Obstructive sleep apnea (OSA) is a growing health concern in both civilian and military populations. Individuals who suffer from OSA have increased rates of cardiovascular disease, chronic fatigue, motor vehicle accidents, cognitive impairment, and post-traumatic stress disorder. Data from the Defense Medical Surveillance System (DMSS) were utilized to examine the incidence of OSA and associated attrition from service in active component military members from 1 January 2004 through 31 May 2016. The study identified 223,731 incident cases of OSA with an overall incidence rate of 139.2 per 10,000 person-years, between 2004 and 2015. Rates increased more than 3-fold between 2004 and 2015. In 2015, 48.1% of all incident cases of OSA were diagnosed in the last year of service. The high percentage of cases diagnosed prior to separation from service is concerning because OSA is a treatable and partially preventable disease. OSA represents a large health and economic burden for the armed services and yet there are persistent research gaps in appropriate screening and prevention strategies to improve both individual health and mission performance.
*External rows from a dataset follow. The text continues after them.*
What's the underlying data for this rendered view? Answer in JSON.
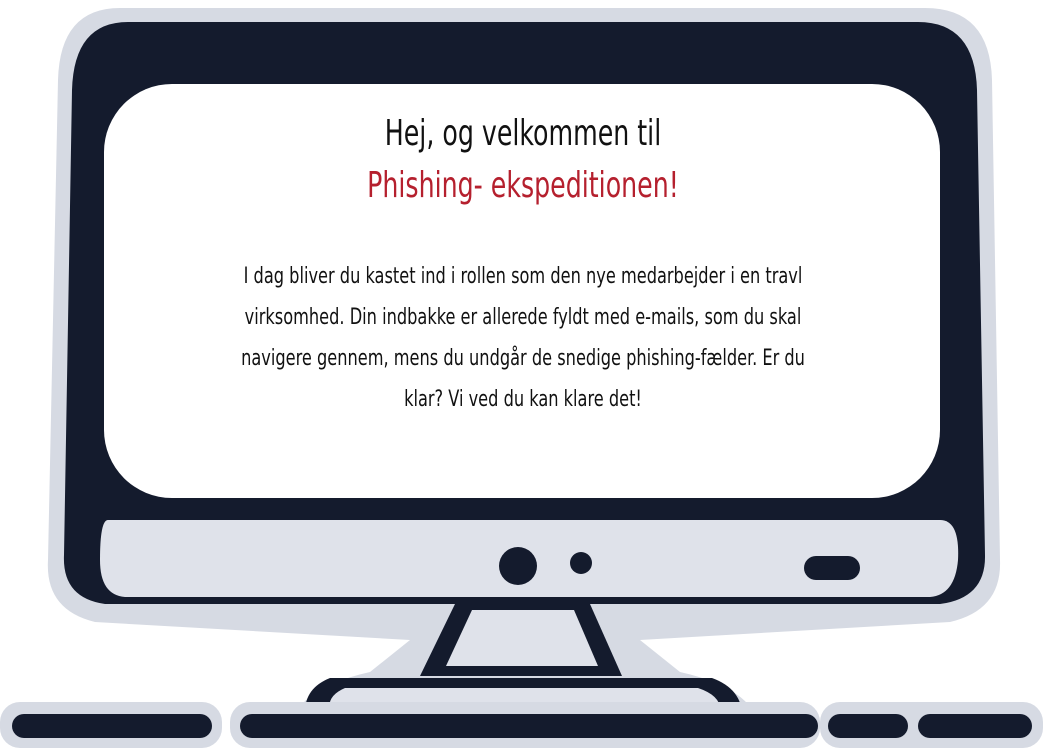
{
  "welcome": {
    "greeting": "Hej, og velkommen til",
    "title": "Phishing- ekspeditionen!",
    "intro": "I dag bliver du kastet ind i rollen som den nye medarbejder i en travl virksomhed. Din indbakke er allerede fyldt med e-mails, som du skal navigere gennem, mens du undgår de snedige phishing-fælder. Er du klar? Vi ved du kan klare det!"
  },
  "colors": {
    "frame": "#141b2d",
    "outline": "#d6dae3",
    "chin": "#dfe2ea",
    "accent": "#b5202e"
  },
  "icons": [
    "monitor-illustration",
    "keyboard-illustration"
  ]
}
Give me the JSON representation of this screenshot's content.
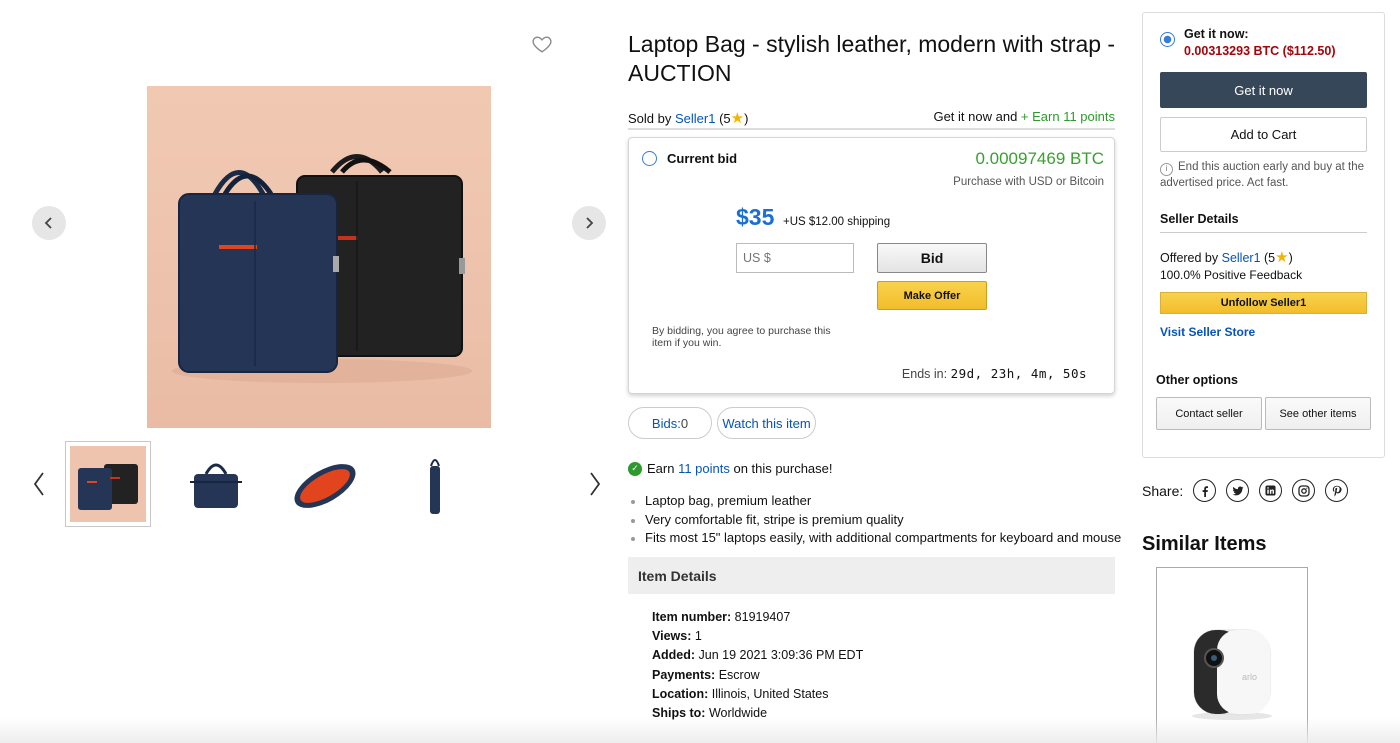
{
  "product": {
    "title": "Laptop Bag - stylish leather, modern with strap - AUCTION",
    "sold_by_prefix": "Sold by ",
    "seller": "Seller1",
    "rating_prefix": " (5",
    "rating_suffix": ")",
    "get_now_prefix": "Get it now and ",
    "earn_points_link": "+ Earn 11 points"
  },
  "bid": {
    "current_bid_label": "Current bid",
    "btc_price": "0.00097469 BTC",
    "purchase_note": "Purchase with USD or Bitcoin",
    "usd_price": "$35",
    "shipping": "+US $12.00 shipping",
    "input_placeholder": "US $",
    "bid_button": "Bid",
    "offer_button": "Make Offer",
    "agree_text": "By bidding, you agree to purchase this item if you win.",
    "ends_label": "Ends in: ",
    "ends_value": "29d, 23h, 4m, 50s"
  },
  "actions": {
    "bids_label": "Bids:",
    "bids_count": " 0",
    "watch": "Watch this item"
  },
  "earn": {
    "prefix": "Earn ",
    "points": "11 points",
    "suffix": " on this purchase!"
  },
  "features": [
    "Laptop bag, premium leather",
    "Very comfortable fit, stripe is premium quality",
    "Fits most 15\" laptops easily, with additional compartments for keyboard and mouse"
  ],
  "details": {
    "heading": "Item Details",
    "rows": [
      {
        "label": "Item number:",
        "value": " 81919407"
      },
      {
        "label": "Views:",
        "value": " 1"
      },
      {
        "label": "Added:",
        "value": " Jun 19 2021 3:09:36 PM EDT"
      },
      {
        "label": "Payments:",
        "value": " Escrow"
      },
      {
        "label": "Location:",
        "value": " Illinois, United States"
      },
      {
        "label": "Ships to:",
        "value": " Worldwide"
      }
    ]
  },
  "buy_panel": {
    "get_now_label": "Get it now:",
    "get_now_price": "0.00313293 BTC ($112.50)",
    "get_now_button": "Get it now",
    "add_to_cart": "Add to Cart",
    "info_note": "End this auction early and buy at the advertised price. Act fast.",
    "seller_details_title": "Seller Details",
    "offered_by_prefix": "Offered by ",
    "seller": "Seller1",
    "rating_prefix": " (5",
    "rating_suffix": ")",
    "feedback": "100.0% Positive Feedback",
    "unfollow": "Unfollow Seller1",
    "visit_store": "Visit Seller Store",
    "other_options": "Other options",
    "contact_seller": "Contact seller",
    "see_other_items": "See other items"
  },
  "share": {
    "label": "Share:",
    "icons": [
      "facebook-icon",
      "twitter-icon",
      "linkedin-icon",
      "instagram-icon",
      "pinterest-icon"
    ]
  },
  "similar": {
    "title": "Similar Items",
    "item_brand": "arlo"
  },
  "colors": {
    "link": "#0654ba",
    "green": "#2d9a2d",
    "btc_green": "#39a02f",
    "price_blue": "#1b6fd3",
    "price_red": "#a4040b",
    "dark_button": "#37475a",
    "yellow_button": "#f2bd2b"
  }
}
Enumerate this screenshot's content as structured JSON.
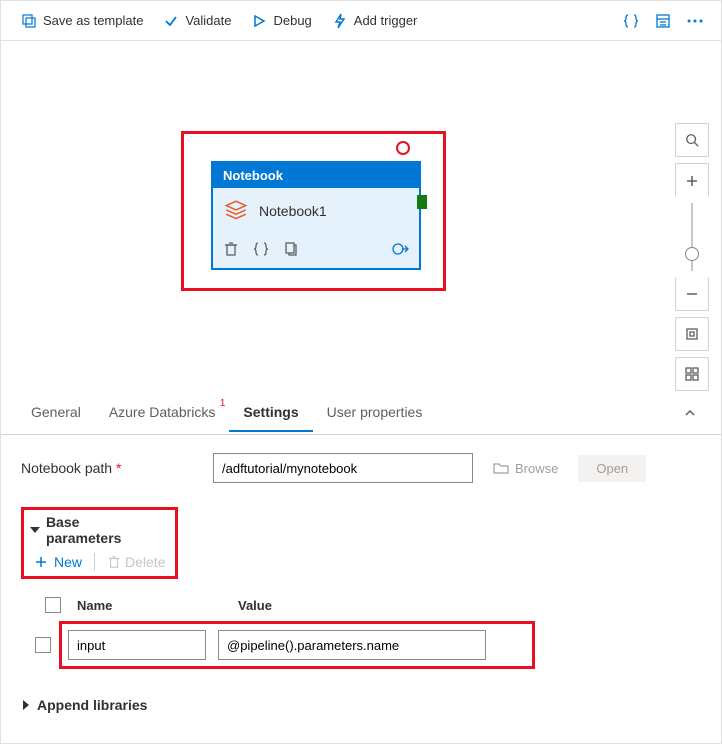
{
  "toolbar": {
    "save_template": "Save as template",
    "validate": "Validate",
    "debug": "Debug",
    "add_trigger": "Add trigger"
  },
  "node": {
    "type_label": "Notebook",
    "name": "Notebook1"
  },
  "tabs": {
    "general": "General",
    "databricks": "Azure Databricks",
    "settings": "Settings",
    "user_props": "User properties"
  },
  "settings_panel": {
    "path_label": "Notebook path",
    "path_value": "/adftutorial/mynotebook",
    "browse": "Browse",
    "open": "Open",
    "base_params_label": "Base parameters",
    "new_label": "New",
    "delete_label": "Delete",
    "col_name": "Name",
    "col_value": "Value",
    "row": {
      "name": "input",
      "value": "@pipeline().parameters.name"
    },
    "append_label": "Append libraries"
  }
}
|Number of pages||10|
|Journal||Medical Surveillance Monthly Report|
|State||Published - 1 Oct 2016|